- The Prime Minister recently laid the foundation stone for the Jewar or the Noida International Airport, a greenfield project managed by Zurich Airport International, signifying how the aviation industry is envisaged to emerge in the near future. Hopefully, the timeline to complete the project will be strictly adhered to and not follow the routine of missing deadlines we as a country are so used to. When it eventually starts operation, the Noida International Airport will be the second international airport in the National Capital Region (NCR). Note that both international airports in NCR will then be under private management.
- Of course, the unfolding air traffic scenario is a measure of the success India has had in the last two decades in attracting private capital and management into airport infrastructure development and maintenance operations. Mind you, it has not happened without controversies or litigation, but the journey holds lessons in other infrastructure areas seeking private capital. People in the know would recollect the watershed moment was 2006 when Delhi and Mumbai airports were leased out for 30 years to private entities under Private Public Partnership (PPP) model.
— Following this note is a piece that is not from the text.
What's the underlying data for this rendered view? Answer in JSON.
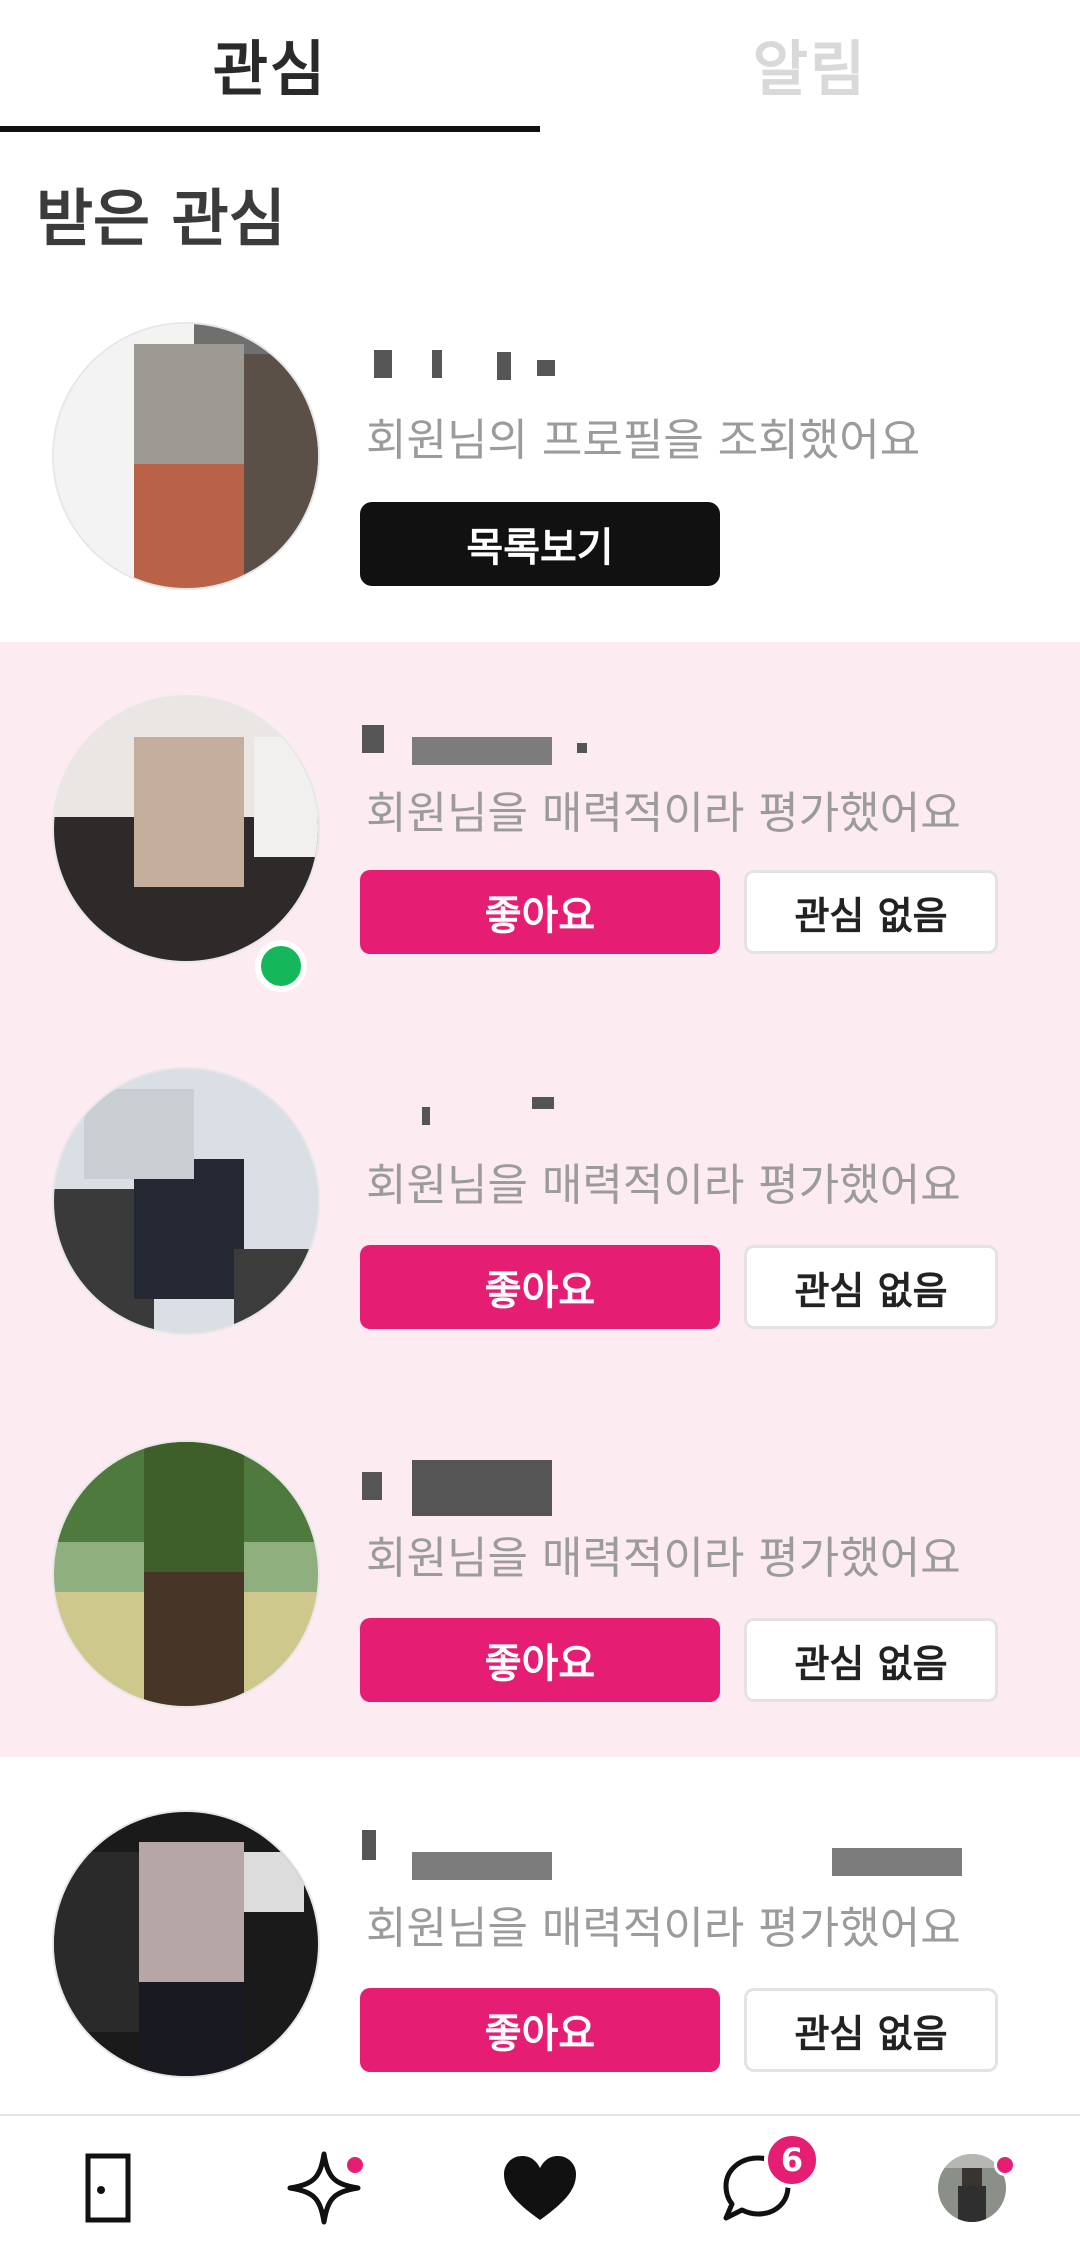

Remember, there was huge opposition to the proposed move back then.
- As if on cue, the same model was extended to greenfield airports in Bengaluru and Hyderabad as well. This move meant in a short span of time; the majority of passenger traffic was flowing through privately managed airports. Further, in 2008, another key development was the creation of a statutory body, the Airports Economic Regulatory Authority (AERA), which was established to exclusively regulate airport tariffs. Make no mistake, this is an essential need in getting both private capital and also buy-in from passengers as infrastructure often has a near-monopoly status which could be countervailed by the regulatory authority for effective operational monitoring.
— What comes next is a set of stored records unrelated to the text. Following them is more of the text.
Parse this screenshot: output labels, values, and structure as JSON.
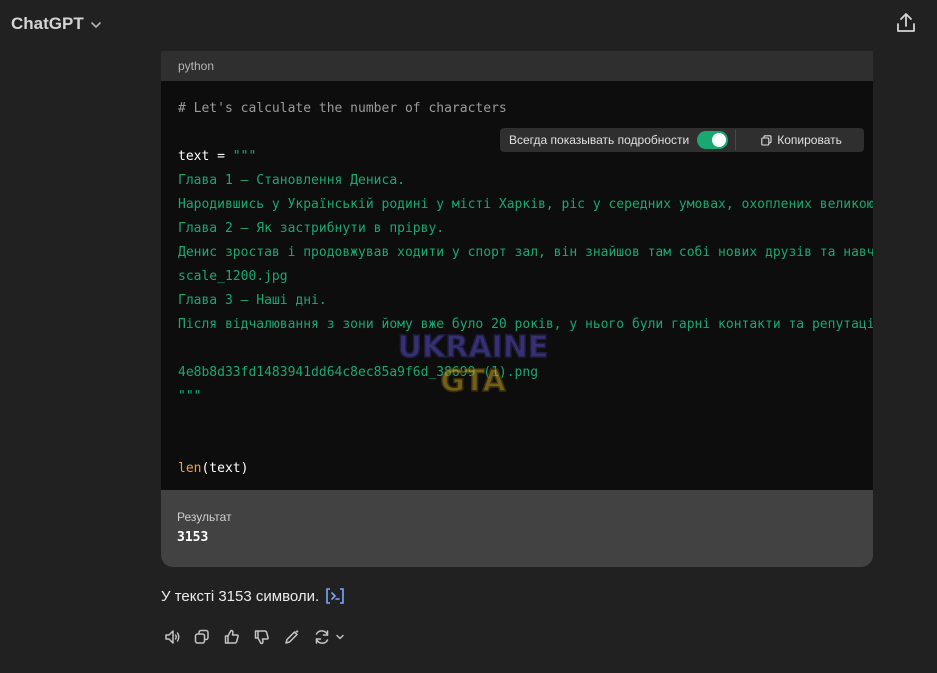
{
  "header": {
    "model_name": "ChatGPT"
  },
  "codeblock": {
    "language": "python",
    "lines": [
      {
        "text": "# Let's calculate the number of characters",
        "kind": "comment"
      },
      {
        "text": "",
        "kind": "blank"
      },
      {
        "text": "text = \"\"\"",
        "kind": "assign"
      },
      {
        "text": "Глава 1 – Становлення Дениса.",
        "kind": "string"
      },
      {
        "text": "Народившись у Українській родині у місті Харків, ріс у середних умовах, охоплених великою н",
        "kind": "string"
      },
      {
        "text": "Глава 2 – Як застрибнути в прірву.",
        "kind": "string"
      },
      {
        "text": "Денис зростав і продовжував ходити у спорт зал, він знайшов там собі нових друзів та навчив",
        "kind": "string"
      },
      {
        "text": "scale_1200.jpg",
        "kind": "string"
      },
      {
        "text": "Глава 3 – Наші дні.",
        "kind": "string"
      },
      {
        "text": "Після відчалювання з зони йому вже було 20 років, у нього були гарні контакти та репутація",
        "kind": "string"
      },
      {
        "text": "",
        "kind": "blank"
      },
      {
        "text": "4e8b8d33fd1483941dd64c8ec85a9f6d_38699 (1).png",
        "kind": "string"
      },
      {
        "text": "\"\"\"",
        "kind": "string"
      },
      {
        "text": "",
        "kind": "blank"
      },
      {
        "text": "",
        "kind": "blank"
      },
      {
        "text": "len(text)",
        "kind": "call"
      }
    ],
    "overlay": {
      "toggle_label": "Всегда показывать подробности",
      "copy_label": "Копировать"
    },
    "result_label": "Результат",
    "result_value": "3153"
  },
  "answer": {
    "text": "У тексті 3153 символи."
  },
  "watermark": {
    "line1": "UKRAINE",
    "line2": "GTA"
  },
  "colors": {
    "background": "#212121",
    "code_bg": "#0d0d0d",
    "string": "#19a872",
    "function": "#f0a04b",
    "toggle_on": "#19a872",
    "result_bg": "#424242"
  }
}
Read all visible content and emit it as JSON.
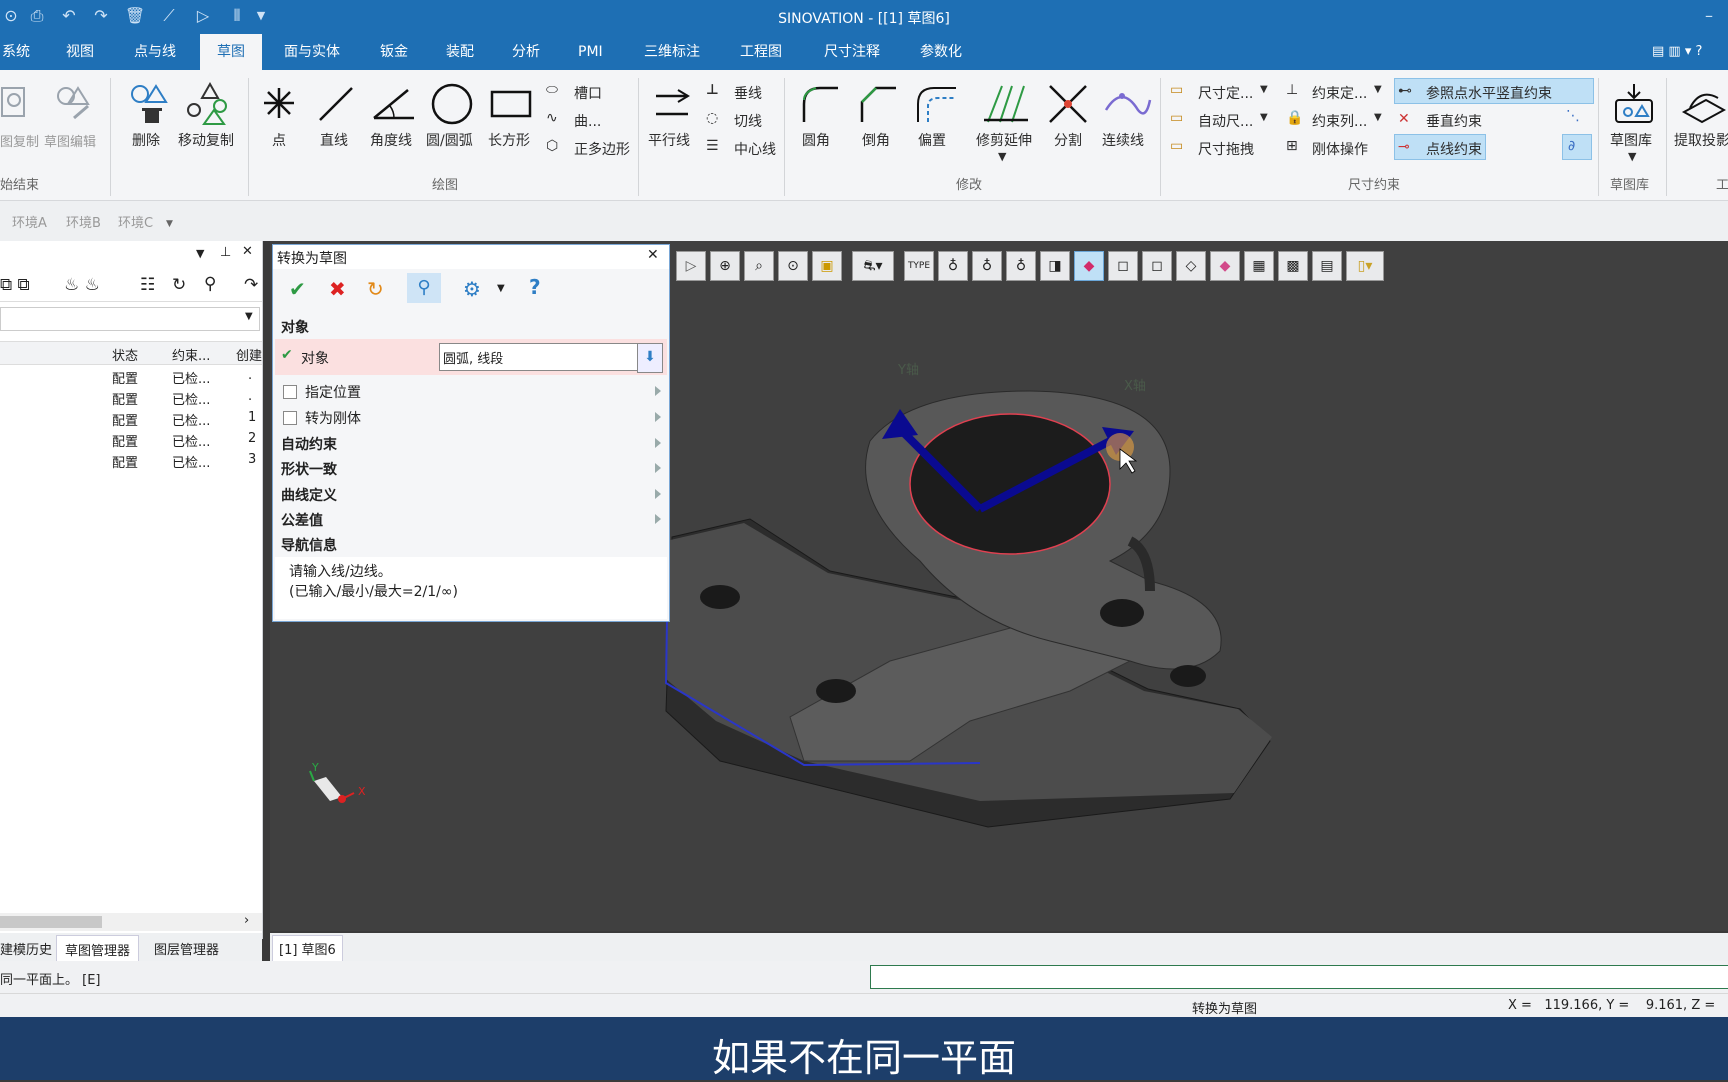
{
  "window": {
    "title": "SINOVATION - [[1] 草图6]",
    "minimize": "–"
  },
  "menu": [
    "系统",
    "视图",
    "点与线",
    "草图",
    "面与实体",
    "钣金",
    "装配",
    "分析",
    "PMI",
    "三维标注",
    "工程图",
    "尺寸注释",
    "参数化"
  ],
  "menu_active": "草图",
  "ribbon": {
    "copy": "图复制",
    "sketch_edit": "草图编辑",
    "delete": "删除",
    "move_copy": "移动复制",
    "point": "点",
    "line": "直线",
    "angle_line": "角度线",
    "circle_arc": "圆/圆弧",
    "rect": "长方形",
    "slot": "槽口",
    "curve": "曲...",
    "polygon": "正多边形",
    "parallel": "平行线",
    "perpendicular": "垂线",
    "tangent": "切线",
    "centerline": "中心线",
    "fillet": "圆角",
    "chamfer": "倒角",
    "offset": "偏置",
    "trim_extend": "修剪延伸",
    "split": "分割",
    "connect": "连续线",
    "dim_def": "尺寸定...",
    "auto_dim": "自动尺...",
    "dim_drag": "尺寸拖拽",
    "cons_def": "约束定...",
    "cons_list": "约束列...",
    "rigid_op": "刚体操作",
    "ref_hv": "参照点水平竖直约束",
    "perp_cons": "垂直约束",
    "pt_line_cons": "点线约束",
    "sketch_lib": "草图库",
    "extract": "提取投影",
    "groups": {
      "end": "始结束",
      "draw": "绘图",
      "modify": "修改",
      "dim_cons": "尺寸约束",
      "lib": "草图库",
      "tool": "工"
    }
  },
  "env": [
    "环境A",
    "环境B",
    "环境C"
  ],
  "left_panel": {
    "headers": [
      "状态",
      "约束...",
      "创建"
    ],
    "rows": [
      [
        "配置",
        "已检...",
        "."
      ],
      [
        "配置",
        "已检...",
        "."
      ],
      [
        "配置",
        "已检...",
        "1"
      ],
      [
        "配置",
        "已检...",
        "2"
      ],
      [
        "配置",
        "已检...",
        "3"
      ]
    ],
    "tabs": [
      "建模历史",
      "草图管理器",
      "图层管理器"
    ]
  },
  "dialog": {
    "title": "转换为草图",
    "section_object": "对象",
    "object_label": "对象",
    "object_value": "圆弧, 线段",
    "opt_position": "指定位置",
    "opt_rigid": "转为刚体",
    "auto_cons": "自动约束",
    "shape": "形状一致",
    "curve_def": "曲线定义",
    "tolerance": "公差值",
    "nav": "导航信息",
    "nav_line1": "请输入线/边线。",
    "nav_line2": "(已输入/最小/最大=2/1/∞)"
  },
  "viewport": {
    "tab": "[1] 草图6",
    "x_axis": "X轴",
    "y_axis": "Y轴",
    "triad_y": "Y",
    "triad_x": "X"
  },
  "command_line": "同一平面上。 [E]",
  "status": {
    "mode": "转换为草图",
    "coords": "X =   119.166, Y =    9.161, Z ="
  },
  "subtitle": "如果不在同一平面",
  "colors": {
    "accent": "#1e6fb4",
    "subtitle_bg": "#1d3e6a",
    "viewport_bg": "#404040",
    "highlight": "#bfe0f6"
  }
}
PC: Lawstreet News Network
- As the experience suggests, establishing the regulatory authority ensures monitoring aspects of any entity as envisaged in letter and spirit. On the other hand, and to view the setting up of the regulatory authority in the right context, the lack of a regulator as in the case of Indian Railways shows how dismally it has hampered efforts in attracting private capital. On a positive note, the Government of India has been a direct beneficiary of the entire process, having also reaped indirect economic benefits from the ever-increasing traffic – 341 million passengers in 2019-20.
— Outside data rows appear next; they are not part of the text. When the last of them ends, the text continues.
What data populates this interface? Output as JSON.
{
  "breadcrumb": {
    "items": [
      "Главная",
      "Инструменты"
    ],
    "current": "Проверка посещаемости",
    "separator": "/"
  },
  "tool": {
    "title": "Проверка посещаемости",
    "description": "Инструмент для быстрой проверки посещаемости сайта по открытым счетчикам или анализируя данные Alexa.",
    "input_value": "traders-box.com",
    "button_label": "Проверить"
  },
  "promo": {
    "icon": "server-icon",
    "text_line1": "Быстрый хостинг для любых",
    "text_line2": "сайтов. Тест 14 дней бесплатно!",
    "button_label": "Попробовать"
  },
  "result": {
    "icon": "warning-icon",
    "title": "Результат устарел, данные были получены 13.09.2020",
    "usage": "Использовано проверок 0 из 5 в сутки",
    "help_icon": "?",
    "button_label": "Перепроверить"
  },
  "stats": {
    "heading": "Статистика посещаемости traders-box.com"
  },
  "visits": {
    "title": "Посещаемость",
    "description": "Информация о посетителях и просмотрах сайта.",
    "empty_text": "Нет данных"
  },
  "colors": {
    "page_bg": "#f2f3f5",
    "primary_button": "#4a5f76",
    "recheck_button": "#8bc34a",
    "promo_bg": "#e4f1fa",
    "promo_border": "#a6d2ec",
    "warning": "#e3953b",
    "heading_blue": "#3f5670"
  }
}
- It is heartening to note that the Airports Authority of India (AAI) has earned Rs. 30,069 crores from all its PPP ventures till 2020-21, a steady stream of revenue allowing it to develop airfields in certain locations that cannot attract private capital as of now courtesy various reasons. Moreover, the future of greenfield airports and expansion thereby of existing ones will largely depend on state governments. The National Civil Aviation policy expects states to acquire huge tracts of land overcoming litigation conundrums and providing it free for airports. The UP government has done it precisely and other states must follow suit too.